Head lice are wingless insects that are about the size of a sesame seed. Their only mode of transportation is by walking or by clinging on to objects that are in motion (like a hairbrush or a hair tie). They only like humans and will not attack or stay on pets or other animals. In fact, lice like humans so much that human blood is their favorite food. Lice also find that the scalp of a human head is generally the best place to live and reproduce as well.

An adult lice will generally suck & consume human blood for 4-6 hours a day. When an adult female has had enough blood, she will then lay 5-6 eggs a day. Due to the warmth of the area, eggs are generally laid about a ¼ inch from the base of the scalp. The lice eggs will hatch in about 9-12 days. An adult will live for about 30 days but interestingly, will only live for about 2 days if removed from a human. Generally, by the time an infestation is discovered, the lice have been in the hair for at least 2-3 weeks.

Signs of an Infestation

Even though lice live close to or on the scalp, most times the first sign of an infestation is not visual. Typically, that first sign comes in the form of an itchy scalp. The scalp becomes itchy due to an allergic reaction to the saliva, feces, and the carcasses of the lice against the skin of the head. It is about as gross as it sounds. 

To determine if you have more than a dandruff problem, you will need to inspect the scalp. Always do so with gloves to prevent further transmission, especially on to yourself. Place the scalp to be inspected under a bright light. Move the hair in sections. If lice are present, you will notice their whiteish, yellowish eggs, called nits, attached to the hair near the scalp. These nits are securely attached to the hair follicle and will be difficult to remove using your fingers. You may also notice adult lice or the nymphs (lice babies) and they will be a greyish white to a tan color, again about the size of a sesame seed. The most common places to find evidence of lice is in the hair behind the ears or around the nape of the neck.

I Have Lice, Now What?

So you inspected your child and are pretty sure that they have lice. Now what? Please remember, it’s not the end of the world. There are over 12 million cases of lice reported in America each year. Also, lice do not spread any disease nor will they kill you or your child. Really, they are an annoyance and a blood sucking one at that. There are over-the-counter products that you can buy to destroy and rid your child of lice. Keep in mind that there are various levels of success with these over-the-counter products. The most assured way to end your lice problem is to see a medical professional or visit a children’s urgent care clinic.

My Child’s School Announced a Lice Outbreak

Did you get an email today from your child’s school saying that there have been reported cases of head lice at the school? If you did, don’t worry. Sit your child down and follow these steps.

  1. Check your child’s hair for lice (as described earlier)
  2. Check your child’s clothes that they wore over the last 2-3 days for nits & carcasses
  3. Check your child’s bedding and pillow for nits & carcasses
  4. Check your child’s other items such as towels, hats, & rugs for nits & carcasses
  5. Instruct your child to NOT share or touch items that have contact with someone’s hair

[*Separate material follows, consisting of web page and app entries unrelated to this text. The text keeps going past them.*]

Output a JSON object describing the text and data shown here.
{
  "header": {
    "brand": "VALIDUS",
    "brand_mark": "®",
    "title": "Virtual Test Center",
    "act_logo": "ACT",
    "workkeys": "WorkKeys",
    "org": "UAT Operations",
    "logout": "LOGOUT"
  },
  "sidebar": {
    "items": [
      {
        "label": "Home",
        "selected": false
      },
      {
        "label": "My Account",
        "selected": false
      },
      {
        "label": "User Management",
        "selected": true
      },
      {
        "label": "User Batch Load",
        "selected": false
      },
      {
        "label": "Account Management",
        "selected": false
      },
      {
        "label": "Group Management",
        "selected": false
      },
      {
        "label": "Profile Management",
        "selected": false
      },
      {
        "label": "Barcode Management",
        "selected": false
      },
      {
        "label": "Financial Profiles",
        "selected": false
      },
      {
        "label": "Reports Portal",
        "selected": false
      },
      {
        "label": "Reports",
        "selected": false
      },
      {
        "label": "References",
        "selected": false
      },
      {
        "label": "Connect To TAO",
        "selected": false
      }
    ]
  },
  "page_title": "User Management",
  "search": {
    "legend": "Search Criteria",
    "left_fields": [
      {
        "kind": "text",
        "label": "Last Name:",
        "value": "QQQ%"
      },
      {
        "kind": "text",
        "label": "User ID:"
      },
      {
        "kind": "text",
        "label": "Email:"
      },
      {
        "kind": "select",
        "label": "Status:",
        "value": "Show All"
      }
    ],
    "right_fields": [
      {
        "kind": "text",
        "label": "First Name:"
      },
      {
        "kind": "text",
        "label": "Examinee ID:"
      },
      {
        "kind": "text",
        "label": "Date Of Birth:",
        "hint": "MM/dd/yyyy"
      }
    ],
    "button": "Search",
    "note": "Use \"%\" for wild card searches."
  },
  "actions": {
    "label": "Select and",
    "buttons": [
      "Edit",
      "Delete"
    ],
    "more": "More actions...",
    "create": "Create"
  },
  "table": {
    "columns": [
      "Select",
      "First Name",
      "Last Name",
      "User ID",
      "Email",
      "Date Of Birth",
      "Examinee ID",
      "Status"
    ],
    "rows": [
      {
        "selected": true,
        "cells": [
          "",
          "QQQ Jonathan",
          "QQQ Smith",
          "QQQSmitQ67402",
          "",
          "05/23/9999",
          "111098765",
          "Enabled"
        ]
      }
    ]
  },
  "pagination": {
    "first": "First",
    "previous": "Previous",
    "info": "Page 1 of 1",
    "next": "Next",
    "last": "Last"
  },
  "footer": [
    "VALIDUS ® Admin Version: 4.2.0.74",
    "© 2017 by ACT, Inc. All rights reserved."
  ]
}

After going through these steps you believe your child has head lice, we strongly suggest that you book an appointment today.